WHAT IS REQUIRED: When a picture appears among the records, leave it out, and copy all else exactly.

DATA IN THIS EXERCISE:
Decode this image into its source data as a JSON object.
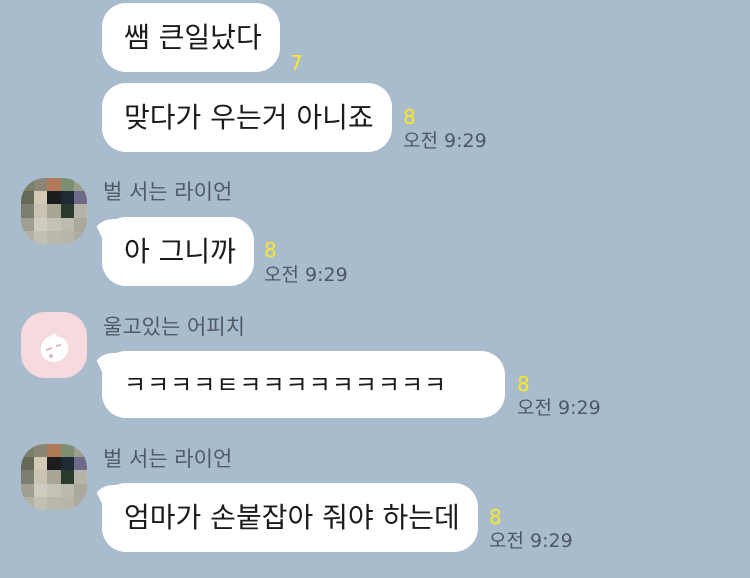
{
  "chat": {
    "messages": [
      {
        "text": "쌤 큰일났다",
        "read_count": "7"
      },
      {
        "text": "맞다가 우는거 아니죠",
        "read_count": "8",
        "time": "오전 9:29"
      },
      {
        "sender": "벌 서는 라이언",
        "text": "아 그니까",
        "read_count": "8",
        "time": "오전 9:29"
      },
      {
        "sender": "울고있는 어피치",
        "text": "ㅋㅋㅋㅋㅌㅋㅋㅋㅋㅋㅋㅋㅋㅋ",
        "read_count": "8",
        "time": "오전 9:29"
      },
      {
        "sender": "벌 서는 라이언",
        "text": "엄마가 손붙잡아 줘야 하는데",
        "read_count": "8",
        "time": "오전 9:29"
      }
    ]
  },
  "colors": {
    "background": "#a9bcce",
    "bubble": "#ffffff",
    "unread_count": "#fbe627",
    "timestamp": "#4d5864",
    "sender_name": "#505a66"
  }
}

ANSWER TO THIS TASK:
Decode this image into its source data as a JSON object.
{
  "chat": {
    "messages": [
      {
        "text": "쌤 큰일났다",
        "read_count": "7"
      },
      {
        "text": "맞다가 우는거 아니죠",
        "read_count": "8",
        "time": "오전 9:29"
      },
      {
        "sender": "벌 서는 라이언",
        "text": "아 그니까",
        "read_count": "8",
        "time": "오전 9:29"
      },
      {
        "sender": "울고있는 어피치",
        "text": "ㅋㅋㅋㅋㅌㅋㅋㅋㅋㅋㅋㅋㅋㅋ",
        "read_count": "8",
        "time": "오전 9:29"
      },
      {
        "sender": "벌 서는 라이언",
        "text": "엄마가 손붙잡아 줘야 하는데",
        "read_count": "8",
        "time": "오전 9:29"
      }
    ]
  },
  "colors": {
    "background": "#a9bcce",
    "bubble": "#ffffff",
    "unread_count": "#fbe627",
    "timestamp": "#4d5864",
    "sender_name": "#505a66"
  }
}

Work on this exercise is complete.